“It’s about the quality of life versus the quantity, to make it meaningful and dignified,” Fortner said.

Fortner, an occupational therapist with a psychology background, and Glass, a registered nurse, worked together prior to founding the company, which is when they realized they both had a passion for helping people in these circumstances.

“We would do a lot of traveling and we would talk a lot about death and dying,” said Fortner, a Buffalo resident. “We were both very comfortable with it, and we realized people are not having the conversations. People feel death is very taboo, so we wanted to get the conversation started.”
Part of the issue with end—of-life discussions is that final wishes can be vastly different for the person considering end of life and their loved ones.

“We thought, ‘there’s a way to make this better,’” Glass said. “I see so much that a person doesn’t want to have the conversation, either because their children or significant other don’t want to have the conversation. Sometimes what they want and what their kids want are different. One of our goals is to let the person making the plan to be very comfortable making those choices.”

The Final Path humanizes the process, Fortner said.

“People plan for every event like births and weddings, but nobody really plans for someone’s death,” Fortner said. “There’s so much anxiety and stress and sadness around it. If you don’t prepare, it can be chaotic. Sometimes people don’t want to have these conversations with loved ones, so we are an outside source. We have the knowledge and the background to help.”

Fortner and Glass also help people realize what they’re leaving behind in terms of a legacy.

“People quite often didn’t understand what a legacy was in the past, like, ‘Oh, if I don’t have lots of money, I don’t have a legacy,’” Glass said. “But it’s important for people to understand that’s not the only part, there is a personal legacy. It’s a conversation. It’s a letter. Everyone has a legacy.”

Fortner and Glass advocate for people to begin end-of-life planning while they’re still healthy. Their process includes taking the time to get to know the person and creating a contract of sorts, sometimes working alongside estate planners and financial lawyers. And when the time comes, they ensure the individual’s needs are met and their wishes are honored, all while creating a meaningful experience for their client’s loved ones.

“We want people to explore and design their own personal legacy and have their end-of-life preferences honored,” Glass said. “And we want to offer this gift that will live on forever. We all know that the topic is challenging, but we feel passionate that we can make it so much easier for people.”
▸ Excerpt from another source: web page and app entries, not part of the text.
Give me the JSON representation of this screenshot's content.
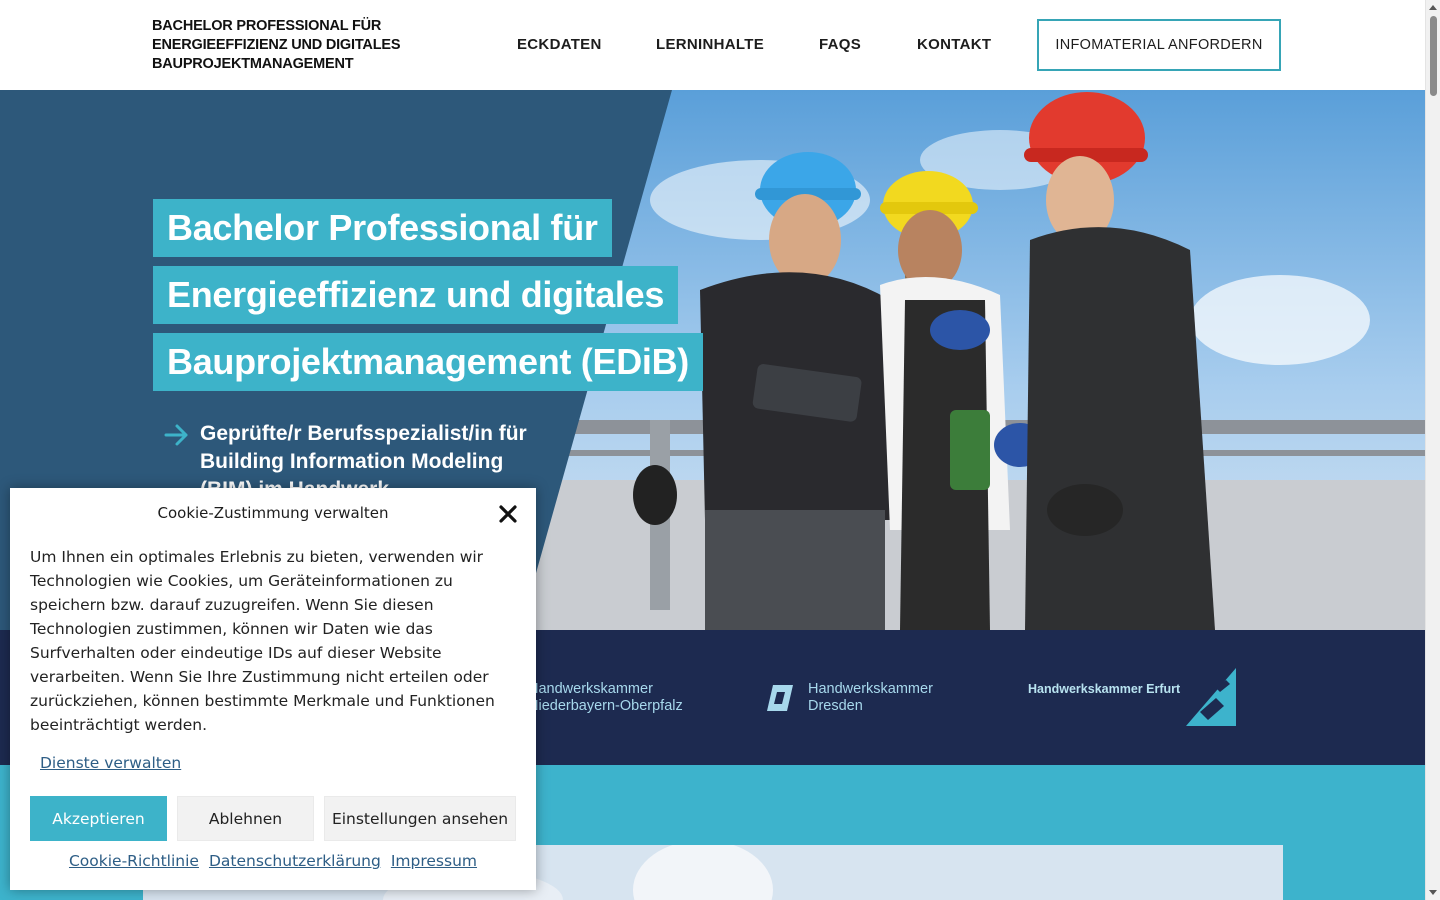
{
  "header": {
    "site_title": "BACHELOR PROFESSIONAL FÜR ENERGIEEFFIZIENZ UND DIGITALES BAUPROJEKTMANAGEMENT",
    "nav": [
      {
        "label": "ECKDATEN"
      },
      {
        "label": "LERNINHALTE"
      },
      {
        "label": "FAQS"
      },
      {
        "label": "KONTAKT"
      }
    ],
    "cta_label": "INFOMATERIAL ANFORDERN"
  },
  "hero": {
    "title_lines": [
      "Bachelor Professional für",
      "Energieeffizienz und digitales",
      "Bauprojektmanagement (EDiB)"
    ],
    "subtitle": "Geprüfte/r Berufsspezialist/in für Building Information Modeling (BIM) im Handwerk"
  },
  "partners": [
    {
      "label": "Handwerkskammer Niederbayern-Oberpfalz"
    },
    {
      "label": "Handwerkskammer Dresden"
    },
    {
      "label": "Handwerkskammer Erfurt"
    }
  ],
  "cookie": {
    "title": "Cookie-Zustimmung verwalten",
    "text": "Um Ihnen ein optimales Erlebnis zu bieten, verwenden wir Technologien wie Cookies, um Geräteinformationen zu speichern bzw. darauf zuzugreifen. Wenn Sie diesen Technologien zustimmen, können wir Daten wie das Surfverhalten oder eindeutige IDs auf dieser Website verarbeiten. Wenn Sie Ihre Zustimmung nicht erteilen oder zurückziehen, können bestimmte Merkmale und Funktionen beeinträchtigt werden.",
    "manage_link": "Dienste verwalten",
    "accept": "Akzeptieren",
    "deny": "Ablehnen",
    "settings": "Einstellungen ansehen",
    "links": [
      "Cookie-Richtlinie",
      "Datenschutzerklärung",
      "Impressum"
    ]
  },
  "colors": {
    "accent": "#3db3c9",
    "hero_panel": "#2d587a",
    "partner_band": "#1d2a50"
  }
}
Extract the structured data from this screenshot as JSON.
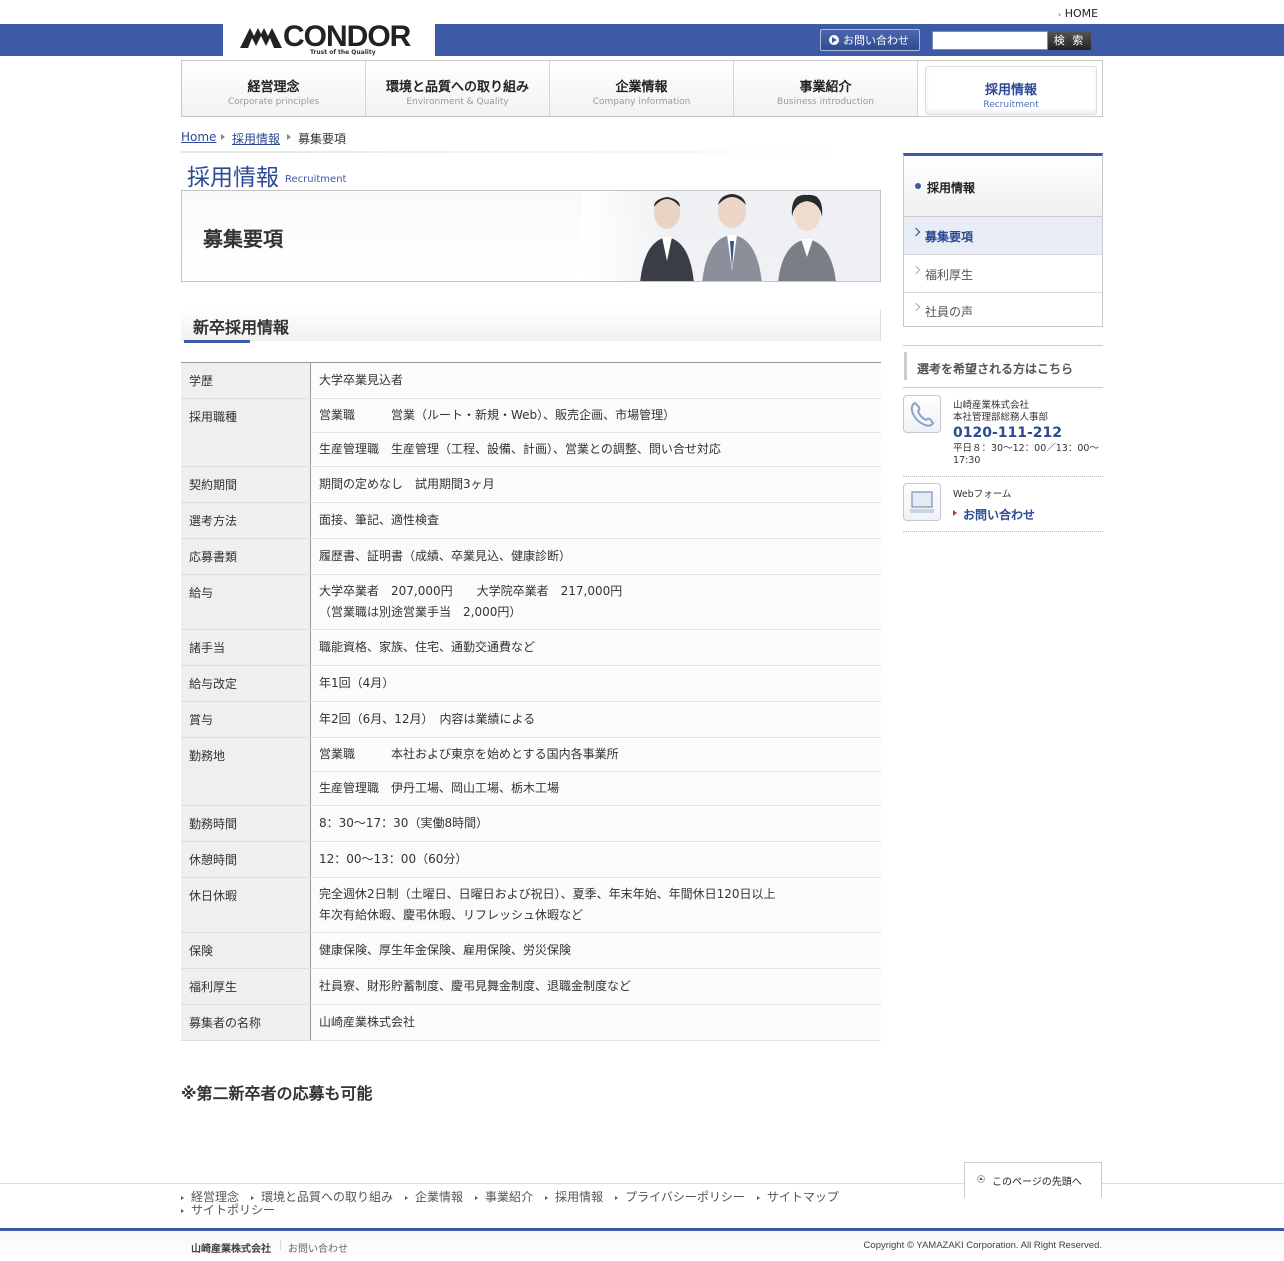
{
  "header": {
    "home_link": "HOME",
    "logo_text": "CONDOR",
    "logo_tagline": "Trust of the Quality",
    "contact_button": "お問い合わせ",
    "search_placeholder": "",
    "search_button": "検 索",
    "brand_color": "#3d5aa6"
  },
  "nav": {
    "items": [
      {
        "jp": "経営理念",
        "en": "Corporate principles"
      },
      {
        "jp": "環境と品質への取り組み",
        "en": "Environment & Quality"
      },
      {
        "jp": "企業情報",
        "en": "Company information"
      },
      {
        "jp": "事業紹介",
        "en": "Business introduction"
      },
      {
        "jp": "採用情報",
        "en": "Recruitment"
      }
    ],
    "active_index": 4
  },
  "breadcrumb": [
    "Home",
    "採用情報",
    "募集要項"
  ],
  "page": {
    "title": "採用情報",
    "title_en": "Recruitment",
    "banner_title": "募集要項",
    "section_title": "新卒採用情報",
    "note": "※第二新卒者の応募も可能"
  },
  "table": [
    {
      "label": "学歴",
      "lines": [
        "大学卒業見込者"
      ]
    },
    {
      "label": "採用職種",
      "lines": [
        "営業職　　　営業（ルート・新規・Web）、販売企画、市場管理）",
        "生産管理職　生産管理（工程、設備、計画）、営業との調整、問い合せ対応"
      ]
    },
    {
      "label": "契約期間",
      "lines": [
        "期間の定めなし　試用期間3ヶ月"
      ]
    },
    {
      "label": "選考方法",
      "lines": [
        "面接、筆記、適性検査"
      ]
    },
    {
      "label": "応募書類",
      "lines": [
        "履歴書、証明書（成績、卒業見込、健康診断）"
      ]
    },
    {
      "label": "給与",
      "lines": [
        "大学卒業者　207,000円　　大学院卒業者　217,000円",
        "（営業職は別途営業手当　2,000円）"
      ]
    },
    {
      "label": "諸手当",
      "lines": [
        "職能資格、家族、住宅、通勤交通費など"
      ]
    },
    {
      "label": "給与改定",
      "lines": [
        "年1回（4月）"
      ]
    },
    {
      "label": "賞与",
      "lines": [
        "年2回（6月、12月）　内容は業績による"
      ]
    },
    {
      "label": "勤務地",
      "lines": [
        "営業職　　　本社および東京を始めとする国内各事業所",
        "生産管理職　伊丹工場、岡山工場、栃木工場"
      ]
    },
    {
      "label": "勤務時間",
      "lines": [
        "8：30～17：30（実働8時間）"
      ]
    },
    {
      "label": "休憩時間",
      "lines": [
        "12：00～13：00（60分）"
      ]
    },
    {
      "label": "休日休暇",
      "lines": [
        "完全週休2日制（土曜日、日曜日および祝日）、夏季、年末年始、年間休日120日以上",
        "年次有給休暇、慶弔休暇、リフレッシュ休暇など"
      ]
    },
    {
      "label": "保険",
      "lines": [
        "健康保険、厚生年金保険、雇用保険、労災保険"
      ]
    },
    {
      "label": "福利厚生",
      "lines": [
        "社員寮、財形貯蓄制度、慶弔見舞金制度、退職金制度など"
      ]
    },
    {
      "label": "募集者の名称",
      "lines": [
        "山崎産業株式会社"
      ]
    }
  ],
  "sidebar": {
    "heading": "採用情報",
    "items": [
      "募集要項",
      "福利厚生",
      "社員の声"
    ],
    "active_index": 0,
    "apply_heading": "選考を希望される方はこちら",
    "phone_company": "山崎産業株式会社",
    "phone_dept": "本社管理部総務人事部",
    "phone_number": "0120-111-212",
    "phone_hours": "平日８：30～12：00／13：00～17:30",
    "web_label": "Webフォーム",
    "web_link": "お問い合わせ"
  },
  "footer": {
    "page_top": "このページの先頭へ",
    "links": [
      "経営理念",
      "環境と品質への取り組み",
      "企業情報",
      "事業紹介",
      "採用情報",
      "プライバシーポリシー",
      "サイトマップ",
      "サイトポリシー"
    ],
    "company": "山崎産業株式会社",
    "contact": "お問い合わせ",
    "copyright": "Copyright © YAMAZAKI Corporation. All Right Reserved."
  }
}
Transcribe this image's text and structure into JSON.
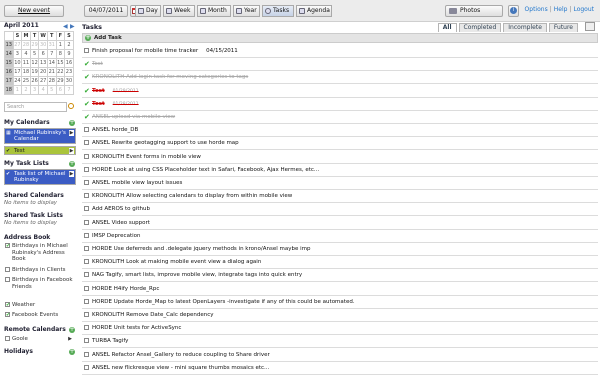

Related reads
Home design for aging in place | New approaches to end-of-life planning | Death Café: Where the living discuss dying


Story topics:

There are no comments - be the first to comment